The property is on a prime corner -- Ninth Street West and 17th Avenue West -- of what city officials want to become the entertainment district. For now, the building is still part of the 14th Street CRA District. Nearby are McKechnie Field, the One Stop Center and Darwin Brewery, 803 17th Ave. W.
"The homeless problem was getting a little intense there," said Gustafson. "It was time for a new owner."
Crisci and Gustafson have partnered in the past by identifying properties for potential purchase for improvements or redevelopment to meet the goals of the DDA and other agencies to improve downtown Bradenton by attracting relevant businesses.
In 2013, acting on the behest of Gustafson, Crisci purchased the former Bradenton Office Center at 530 13th St. W. for more than $401,000 from Manatee County under the name of Swift 530 LLC. The county was using the building as a records storage facility at the time. A few months later and in the same block, Crisci purchased the Foster Drugs and Surgical Supplies building for more than $210,000 following the company's 2012 closure.
Some interior work has been done at those properties, but Crisci has not yet released any specific intentions for his latest purchase.
Gustafson said Crisci has not had a lot of luck in attracting a potential tenant for the downtown properties he purchased last year, "but he knows it's only a matter of time. It's the same with his latest purchase. I wouldn't think the price he paid for that property is a good deal, but it will be in five years. He's banking on the future."
Gustafson said he is always seeking investors for downtown Bradenton, and Crisci "has just been someone who has believed in what we are all trying to do and he wants to invest in that. He's not one of the big money guys, but he's probably spent over $1 million and that's a pretty strong statement that he believes in what we are doing.
"We are so appreciative to him and anyone who is helping us continue to enthusiastically and aggressively pursue our vision for downtown," Gustafson said.
Crisci apparently approached Darwin Brewery about the site, and was surprised to learn Darwin wants another craft brewery in the neighborhood, which already is home to Darwin's and the Motorworks Brewery, 1014 Ninth St. W.

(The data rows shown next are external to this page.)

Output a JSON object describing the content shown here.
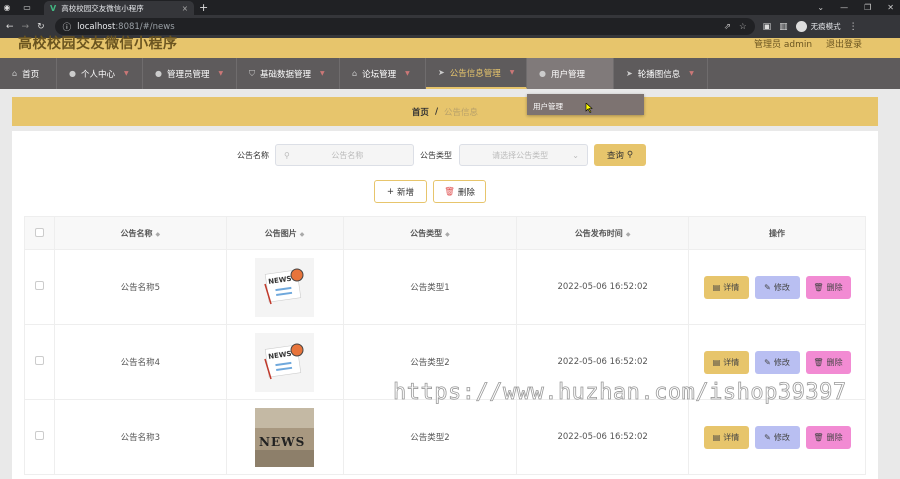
{
  "browser": {
    "tab_title": "高校校园交友微信小程序",
    "tab_close": "×",
    "new_tab": "+",
    "url_host": "localhost",
    "url_path": ":8081/#/news",
    "profile_label": "无痕模式"
  },
  "header": {
    "title": "高校校园交友微信小程序",
    "admin": "管理员 admin",
    "logout": "退出登录"
  },
  "nav": {
    "items": [
      {
        "label": "首页",
        "icon": "home-icon"
      },
      {
        "label": "个人中心",
        "icon": "user-icon"
      },
      {
        "label": "管理员管理",
        "icon": "user-icon"
      },
      {
        "label": "基础数据管理",
        "icon": "shield-icon"
      },
      {
        "label": "论坛管理",
        "icon": "bank-icon"
      },
      {
        "label": "公告信息管理",
        "icon": "send-icon"
      },
      {
        "label": "用户管理",
        "icon": "user-icon"
      },
      {
        "label": "轮播图信息",
        "icon": "send-icon"
      }
    ],
    "dropdown_item": "用户管理"
  },
  "breadcrumb": {
    "home": "首页",
    "sep": "/",
    "current": "公告信息"
  },
  "search": {
    "name_label": "公告名称",
    "name_placeholder": "公告名称",
    "type_label": "公告类型",
    "type_placeholder": "请选择公告类型",
    "query_label": "查询"
  },
  "toolbar": {
    "add_label": "新增",
    "delete_label": "删除"
  },
  "table": {
    "headers": [
      "公告名称",
      "公告图片",
      "公告类型",
      "公告发布时间",
      "操作"
    ],
    "rows": [
      {
        "name": "公告名称5",
        "type": "公告类型1",
        "time": "2022-05-06 16:52:02",
        "image": "news-illustration"
      },
      {
        "name": "公告名称4",
        "type": "公告类型2",
        "time": "2022-05-06 16:52:02",
        "image": "news-illustration"
      },
      {
        "name": "公告名称3",
        "type": "公告类型2",
        "time": "2022-05-06 16:52:02",
        "image": "news-photo"
      }
    ],
    "actions": {
      "detail": "详情",
      "edit": "修改",
      "remove": "删除"
    }
  },
  "watermark": "https://www.huzhan.com/ishop39397",
  "colors": {
    "accent": "#e7c56c",
    "nav_bg": "#5e5b5c",
    "edit": "#b9bff2",
    "remove": "#f28bd3"
  }
}
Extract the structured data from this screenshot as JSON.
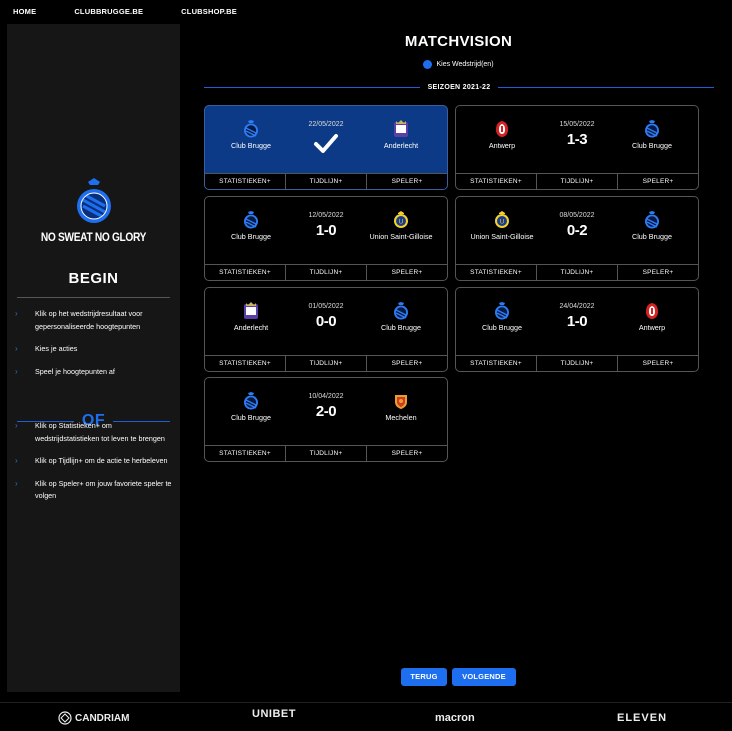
{
  "nav": {
    "home": "HOME",
    "clubbrugge": "CLUBBRUGGE.BE",
    "clubshop": "CLUBSHOP.BE"
  },
  "sidebar": {
    "slogan": "NO SWEAT NO GLORY",
    "begin": "BEGIN",
    "steps": [
      "Klik op het wedstrijdresultaat voor gepersonaliseerde hoogtepunten",
      "Kies je acties",
      "Speel je hoogtepunten af"
    ],
    "of": "OF",
    "steps2": [
      "Klik op Statistieken+ om wedstrijdstatistieken tot leven te brengen",
      "Klik op Tijdlijn+ om de actie te herbeleven",
      "Klik op Speler+ om jouw favoriete speler te volgen"
    ]
  },
  "main": {
    "title": "MATCHVISION",
    "picker": "Kies Wedstrijd(en)",
    "season": "SEIZOEN 2021-22",
    "buttons": {
      "stats": "STATISTIEKEN+",
      "timeline": "TIJDLIJN+",
      "player": "SPELER+"
    },
    "matches": [
      {
        "date": "22/05/2022",
        "score": "",
        "home": "Club Brugge",
        "away": "Anderlecht",
        "selected": true,
        "home_badge": "club-brugge",
        "away_badge": "anderlecht"
      },
      {
        "date": "15/05/2022",
        "score": "1-3",
        "home": "Antwerp",
        "away": "Club Brugge",
        "selected": false,
        "home_badge": "antwerp",
        "away_badge": "club-brugge"
      },
      {
        "date": "12/05/2022",
        "score": "1-0",
        "home": "Club Brugge",
        "away": "Union Saint-Gilloise",
        "selected": false,
        "home_badge": "club-brugge",
        "away_badge": "union"
      },
      {
        "date": "08/05/2022",
        "score": "0-2",
        "home": "Union Saint-Gilloise",
        "away": "Club Brugge",
        "selected": false,
        "home_badge": "union",
        "away_badge": "club-brugge"
      },
      {
        "date": "01/05/2022",
        "score": "0-0",
        "home": "Anderlecht",
        "away": "Club Brugge",
        "selected": false,
        "home_badge": "anderlecht",
        "away_badge": "club-brugge"
      },
      {
        "date": "24/04/2022",
        "score": "1-0",
        "home": "Club Brugge",
        "away": "Antwerp",
        "selected": false,
        "home_badge": "club-brugge",
        "away_badge": "antwerp"
      },
      {
        "date": "10/04/2022",
        "score": "2-0",
        "home": "Club Brugge",
        "away": "Mechelen",
        "selected": false,
        "home_badge": "club-brugge",
        "away_badge": "mechelen"
      }
    ],
    "back": "TERUG",
    "next": "VOLGENDE"
  },
  "sponsors": [
    "CANDRIAM",
    "UNIBET",
    "macron",
    "ELEVEN"
  ],
  "colors": {
    "accent": "#1e6ff0",
    "selected_card": "#0c3a86"
  }
}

"While we aren't looking to become the craft brewery capital of the world, it does fit into the sports and entertainment district idea," said Gustafson. "They believe there is strength in numbers."

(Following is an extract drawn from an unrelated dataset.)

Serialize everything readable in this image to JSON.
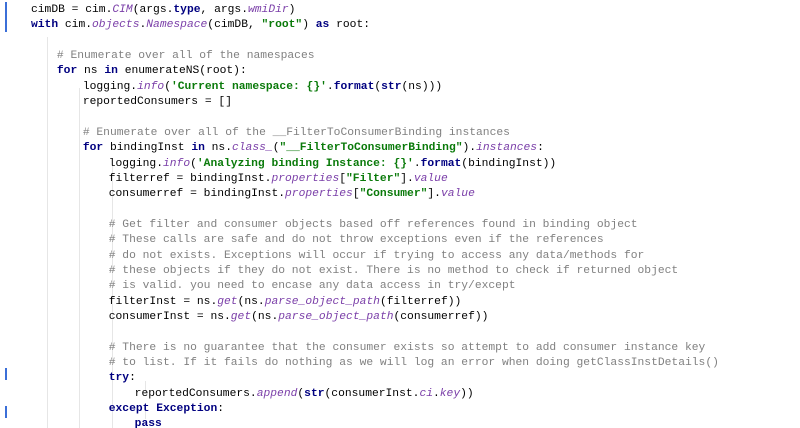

A Darwin representative did not return a call for comment Tuesday.
Motorworks Brewery President Denise Tschida said she welcomes any new business that will add to the overall vision of an entertainment district -- but not necessarily another brewery.
"I have nothing against the idea of another brewery and we are happy to have Darwin as a neighbor, but I'm not sure anyone wants to see breweries line the street," said Tschida. "I think if you really want to start creating the walkable, pedestrian friendly entertainment district that we all envision, then it's time to bring in restaurants and other businesses that stay open late -- like the entertainment district in St. Pete where it is vibrant, thriving and people aren't afraid to park two blocks away."
Gustafson said the DDA is working with restaurants for other properties. The bottom line, he said, is it's another step that "demonstrates the quality ventures that are taking place in that area."
Any new business that replaces property falling into a dilapidated state is good news to Central Community Redevelopment Agency Executive Director Tim Polk, whose CCRA plans and oversees improvements in the 14th Street CRA District.
The more that is done in the private sector, the less taxpayer funds are needed for investment.
Polk said the emphasis continues to be the 14th Street CRA District, but with continued private sector investment, "we envision that street correcting itself," he said. "Ninth Street is going to be a success and now with this latest purchase on 17th Avenue West, we are beginning to see the synergy there."
Mark Young, Herald urban affairs reporter, can be reached at 941-745-7041 or follow him on Twitter @urbanmark2014.